Asian Indians have greatly contributed to the Americas’ well being. For example, in 1893, Swami Vivekananda came to the United States. His eloquence and enthusiasm made him on of the most popular speakers in the assembly of religious leaders from all around the world. His ideas and thoughts have influenced many American Philosophers and historians such as Aldous Huxley, Will Durant, and Christopher Isherwood. The East Indians have had other contributions in the fields of art and education. One of them is Zubin Mehta; a very well known music conductor and music director.
His technical ability when conducting has made him famous around the world. In addition, Ravi Shankar, one of India’s outstanding musicians has influenced American Jazz as well as popular music. He has popularized music of the sitar, a Hindu instrument resembling a guitar. Mr. Shankar teaches sitar at the University of California’s Los Angeles Department of Ethno-Musicology. Boston is a very good example of a city that attracts immigrants of different nationalities. Boston universities attract many bright students from around the world, and the booming high-tech industry attracts a well-educated immigrant population.
Foreign-born residents – 13 percent of the state’s population of 6 million – say that software, the Internet, and biotechnology provide a discrimination-free arena in which they are judged, by what they can do. And they do a lot, either through tenacity or with advantages of being educated in school systems superior to the American system. Also many bright students, who were denied acceptance to prestigious Indian schools, come to America and are easily accepted to top-notch colleges, including Harvard.
Asian Indians contribute to our society in a variety of ways, ranging from deciphering our genetic code to observing the stars. Many Asian Indians work in the medical field improving the technology and prolonging our lives. Other Americans of East Indian descent have made important contributions in the field of education. Such as Santha Rama Rau; in the field of American literature and Dr. Chakravakti; professor of oriental religions and literature at Smith College in Massachusetts. Many came to this country with hopes of some day returning to their homeland.

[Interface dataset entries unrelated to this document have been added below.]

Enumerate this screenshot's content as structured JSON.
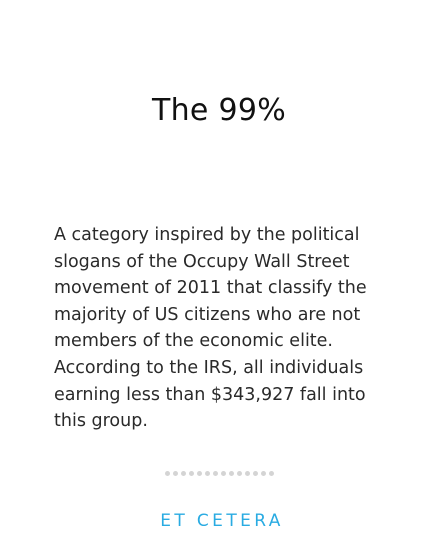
{
  "card": {
    "title": "The 99%",
    "description": "A category inspired by the political slogans of the Occupy Wall Street movement of 2011 that classify the majority of US citizens who are not members of the economic elite. According to the IRS, all individuals earning less than $343,927 fall into this group.",
    "category_label": "ET CETERA"
  },
  "pager": {
    "dot_count": 14
  },
  "colors": {
    "category_accent": "#29abe2",
    "pager_dot": "#d4d4d4",
    "text": "#1a1a1a",
    "background": "#ffffff"
  }
}
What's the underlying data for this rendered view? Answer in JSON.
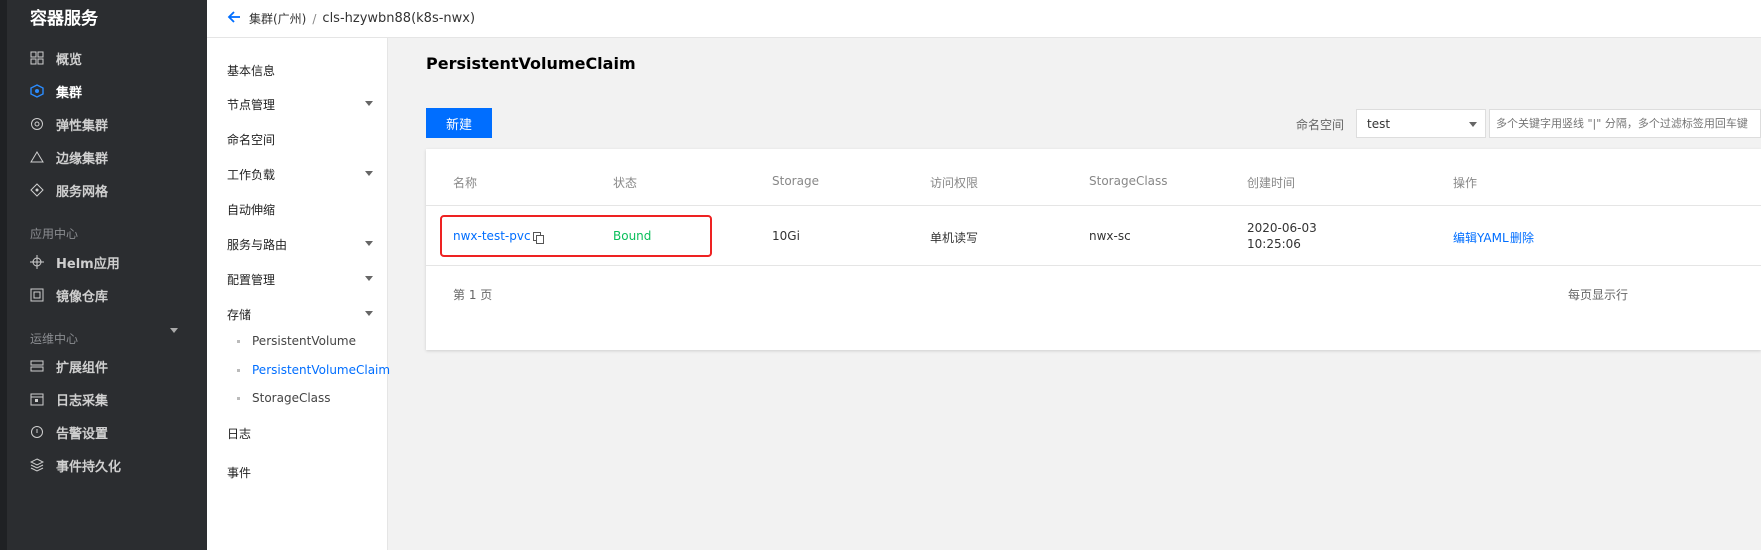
{
  "leftnav": {
    "brand": "容器服务",
    "items": [
      {
        "label": "概览",
        "icon": "grid-icon"
      },
      {
        "label": "集群",
        "icon": "cluster-icon",
        "active": true
      },
      {
        "label": "弹性集群",
        "icon": "elastic-cluster-icon"
      },
      {
        "label": "边缘集群",
        "icon": "edge-cluster-icon"
      },
      {
        "label": "服务网格",
        "icon": "mesh-icon"
      }
    ],
    "section_app": "应用中心",
    "app_items": [
      {
        "label": "Helm应用",
        "icon": "helm-icon"
      },
      {
        "label": "镜像仓库",
        "icon": "registry-icon"
      }
    ],
    "section_ops": "运维中心",
    "ops_items": [
      {
        "label": "扩展组件",
        "icon": "addon-icon"
      },
      {
        "label": "日志采集",
        "icon": "log-icon"
      },
      {
        "label": "告警设置",
        "icon": "alarm-icon"
      },
      {
        "label": "事件持久化",
        "icon": "event-icon"
      }
    ]
  },
  "topbar": {
    "back_icon": "arrow-left-icon",
    "crumb1": "集群(广州)",
    "sep": "/",
    "crumb2": "cls-hzywbn88(k8s-nwx)"
  },
  "submenu": {
    "items": [
      "基本信息",
      "节点管理",
      "命名空间",
      "工作负载",
      "自动伸缩",
      "服务与路由",
      "配置管理",
      "存储"
    ],
    "storage_children": [
      "PersistentVolume",
      "PersistentVolumeClaim",
      "StorageClass"
    ],
    "after": [
      "日志",
      "事件"
    ]
  },
  "main": {
    "title": "PersistentVolumeClaim",
    "new_button": "新建",
    "namespace_label": "命名空间",
    "namespace_value": "test",
    "search_placeholder": "多个关键字用竖线 \"|\" 分隔，多个过滤标签用回车键",
    "table": {
      "headers": [
        "名称",
        "状态",
        "Storage",
        "访问权限",
        "StorageClass",
        "创建时间",
        "操作"
      ],
      "row": {
        "name": "nwx-test-pvc",
        "status": "Bound",
        "storage": "10Gi",
        "access": "单机读写",
        "storage_class": "nwx-sc",
        "created_date": "2020-06-03",
        "created_time": "10:25:06",
        "action_edit": "编辑YAML",
        "action_delete": "删除"
      }
    },
    "pager": "第 1 页",
    "per_page": "每页显示行"
  },
  "colors": {
    "accent": "#006eff",
    "bound": "#0abf5b",
    "highlight": "#ee2222"
  }
}
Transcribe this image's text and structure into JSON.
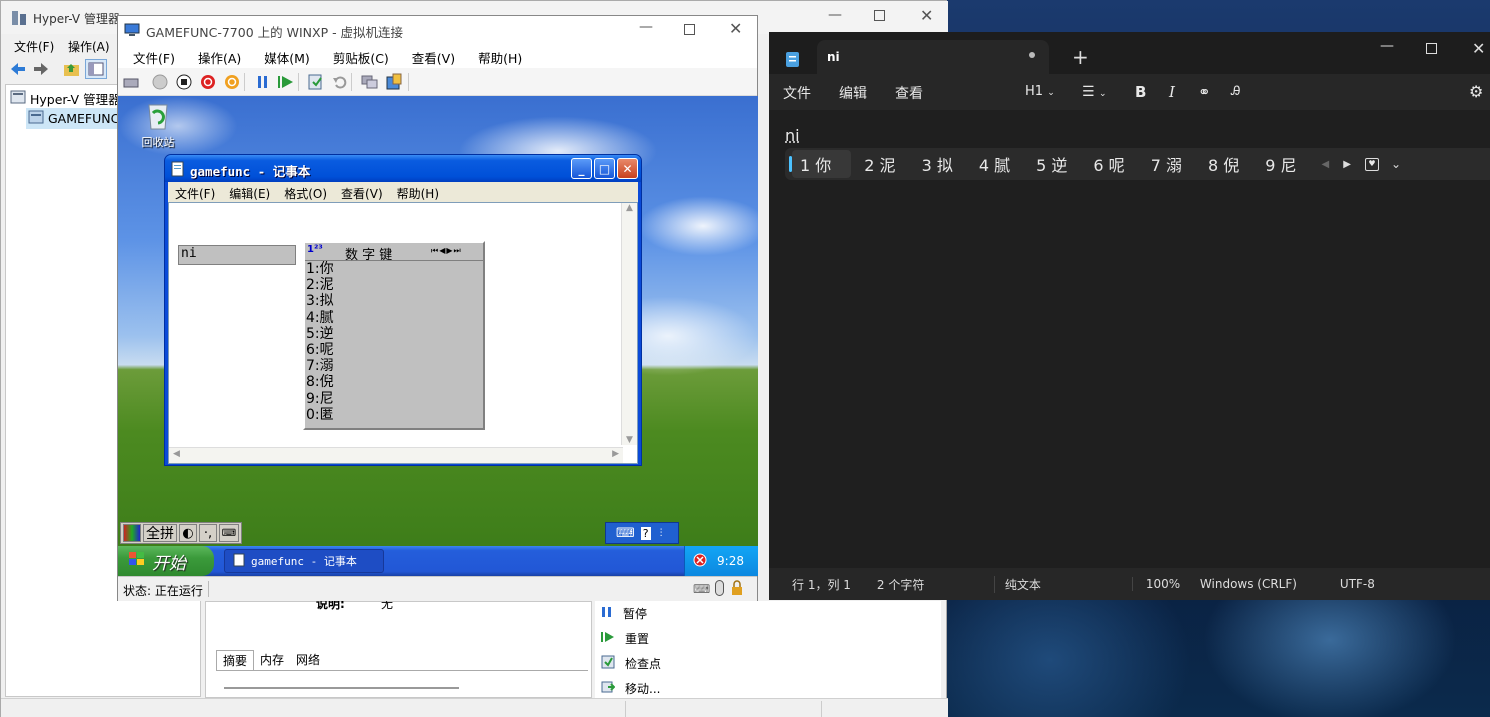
{
  "hyperv": {
    "title": "Hyper-V 管理器",
    "menu": [
      "文件(F)",
      "操作(A)"
    ],
    "tree": {
      "root": "Hyper-V 管理器",
      "child": "GAMEFUNC"
    },
    "details": {
      "desc_label": "说明:",
      "desc_value": "无"
    },
    "detail_tabs": [
      "摘要",
      "内存",
      "网络"
    ],
    "actions": [
      "暂停",
      "重置",
      "检查点",
      "移动..."
    ]
  },
  "vm": {
    "title": "GAMEFUNC-7700 上的 WINXP - 虚拟机连接",
    "menu": [
      "文件(F)",
      "操作(A)",
      "媒体(M)",
      "剪贴板(C)",
      "查看(V)",
      "帮助(H)"
    ],
    "status": "状态: 正在运行",
    "desktop": {
      "recycle_bin": "回收站"
    },
    "notepad": {
      "title": "gamefunc - 记事本",
      "menu": [
        "文件(F)",
        "编辑(E)",
        "格式(O)",
        "查看(V)",
        "帮助(H)"
      ],
      "ime_input": "ni",
      "ime_header_icon": "1²³",
      "ime_header": "数 字 键",
      "candidates": [
        "1:你",
        "2:泥",
        "3:拟",
        "4:腻",
        "5:逆",
        "6:呢",
        "7:溺",
        "8:倪",
        "9:尼",
        "0:匿"
      ]
    },
    "ime_toolbar": {
      "mode": "全拼"
    },
    "taskbar": {
      "start": "开始",
      "task": "gamefunc - 记事本",
      "clock": "9:28"
    }
  },
  "notepad11": {
    "tab_title": "ni",
    "menu": [
      "文件",
      "编辑",
      "查看"
    ],
    "heading_select": "H1",
    "text": "ni",
    "candidates": [
      "1 你",
      "2 泥",
      "3 拟",
      "4 腻",
      "5 逆",
      "6 呢",
      "7 溺",
      "8 倪",
      "9 尼"
    ],
    "status": {
      "position": "行 1，列 1",
      "chars": "2 个字符",
      "format": "纯文本",
      "zoom": "100%",
      "eol": "Windows (CRLF)",
      "encoding": "UTF-8"
    }
  },
  "colors": {
    "xp_title": "#0054e3",
    "xp_start": "#3b9a3b",
    "n11_bg": "#272727",
    "accent": "#4cc2ff"
  }
}
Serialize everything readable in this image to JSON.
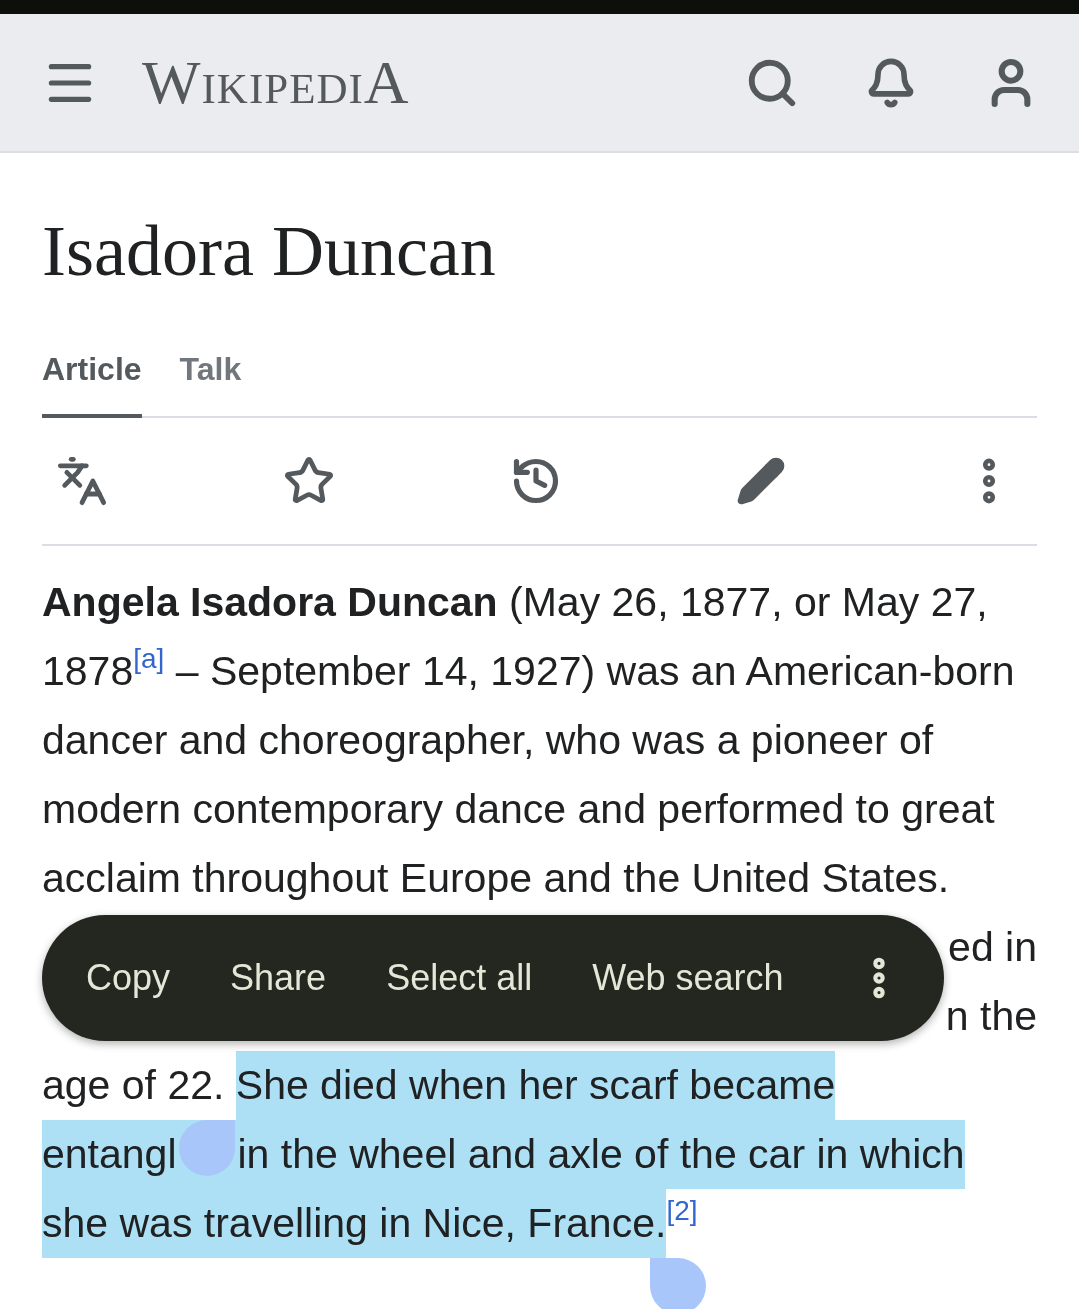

Fortunately, once they saw the opportunity for a better life America offered, they decided to stay. Asian Indians were significantly changed by this experience; especially the second generation (children). In a positive way, they also have been changing America. Because of them, America became richer and more multicultural. When they left their homes in India, they faced years of hardships and prejudice. Fortunately, this bold move was not without benefits for both Indians and Americans.